A few years ago, a paternity and child support case in Missouri presented a very interesting question regarding the determination of paternity: What happens when both putative fathers named in a paternity action are identical twins? In this Missouri case, twin brothers Raymon and Richard Miller both unknowingly engaged in a sexual relationship with the same woman. Subsequently, the woman both brothers were seeing, Holly Marie Adams, became pregnant. Although Holly named Raymon as the putative father for the purposes of determining paternity and establishing child support, Raymon objected and demanded a paternity test. However, in this case, a paternity test proved unhelpful for two reasons: 1) because Raymon and Richard are twins and share the same DNA, a paternity test revealed both brothers have over a 99.9% probability of being the father of Holly’s child, and 2) during the court proceeding, Holly testified that she had sex with both brothers, within hours of each other, near the date of conception.
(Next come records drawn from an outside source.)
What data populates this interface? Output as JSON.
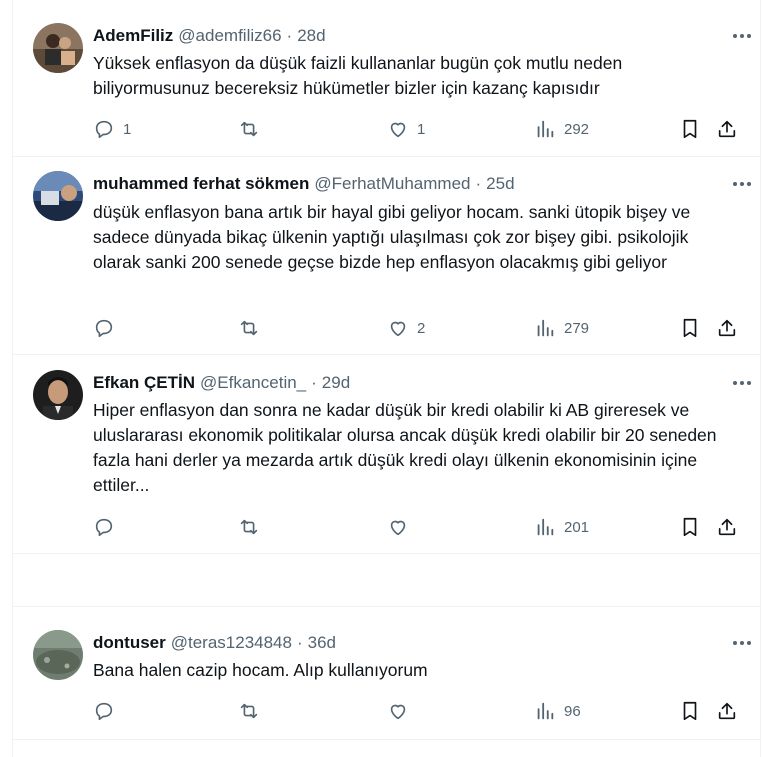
{
  "tweets": [
    {
      "name": "AdemFiliz",
      "handle": "@ademfiliz66",
      "date": "28d",
      "text": "Yüksek enflasyon da düşük faizli kullananlar bugün çok mutlu neden biliyormusunuz becereksiz hükümetler bizler için kazanç kapısıdır",
      "replies": "1",
      "retweets": "",
      "likes": "1",
      "views": "292",
      "avatar_colors": [
        "#a08870",
        "#5a4a3a"
      ]
    },
    {
      "name": "muhammed ferhat sökmen",
      "handle": "@FerhatMuhammed",
      "date": "25d",
      "text": "düşük enflasyon bana artık bir hayal gibi geliyor hocam.  sanki ütopik bişey ve sadece dünyada bikaç ülkenin yaptığı ulaşılması çok zor bişey gibi. psikolojik olarak sanki 200 senede geçse bizde hep enflasyon olacakmış gibi geliyor",
      "replies": "",
      "retweets": "",
      "likes": "2",
      "views": "279",
      "avatar_colors": [
        "#3a5a8a",
        "#1a2a4a"
      ]
    },
    {
      "name": "Efkan ÇETİN",
      "handle": "@Efkancetin_",
      "date": "29d",
      "text": "Hiper enflasyon dan sonra ne kadar düşük bir kredi olabilir ki AB gireresek ve uluslararası ekonomik politikalar olursa ancak düşük kredi olabilir bir 20 seneden fazla hani derler ya mezarda artık düşük kredi olayı ülkenin ekonomisinin içine ettiler...",
      "replies": "",
      "retweets": "",
      "likes": "",
      "views": "201",
      "avatar_colors": [
        "#2a2a2a",
        "#c9a88a"
      ]
    },
    {
      "name": "dontuser",
      "handle": "@teras1234848",
      "date": "36d",
      "text": "Bana halen cazip hocam. Alıp kullanıyorum",
      "replies": "",
      "retweets": "",
      "likes": "",
      "views": "96",
      "avatar_colors": [
        "#7a8a7a",
        "#4a5a4a"
      ]
    }
  ],
  "separator_dot": "·",
  "icons": {
    "reply": "reply-icon",
    "retweet": "retweet-icon",
    "like": "heart-icon",
    "views": "views-icon",
    "bookmark": "bookmark-icon",
    "share": "share-icon",
    "more": "more-icon"
  },
  "colors": {
    "text": "#0f1419",
    "secondary": "#536471",
    "border": "#eff3f4"
  }
}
Although the judge assigned to the case, Judge Fred Copeland, was not able to rely on the result of genetic testing to determine paternity and child support in this case, Judge Copeland ruled that regardless of the identical DNA test and the overlapping relationships, Raymon would be named the legal father of the child in question. In support of his decision, Judge Copeland noted that a court is not limited to relying solely on the results of a DNA test to determine paternity. Raymon appealed Judge Copeland’s decision, arguing that he should not be named the legal father, because the identical DNA results make it impossible to determine which brother is truly the biological father of the child in question. On appeal, the Appellate Court upheld Judge Copeland’s decision, which was based on the testimonial evidence presented at the hearing. Specifically, Judge Copeland relied on the testimony of Holly Adams, who testified that she believed the date of conception can be traced back to a night spent with Raymon.
Genetic or DNA testing is a very useful tool used by courts to determine paternity in cases where paternity is contested. But, as shown in this Missouri case, DNA testing cannot always be relied on to resolve paternity disputes. When the results of a DNA test are not reliable or definitive, paternity can still be established. In such a situation, a presiding court must simply rely on the tools and methods used to establish paternity before DNA testing was widely available, such as witness testimony and calculations regarding the date of conception.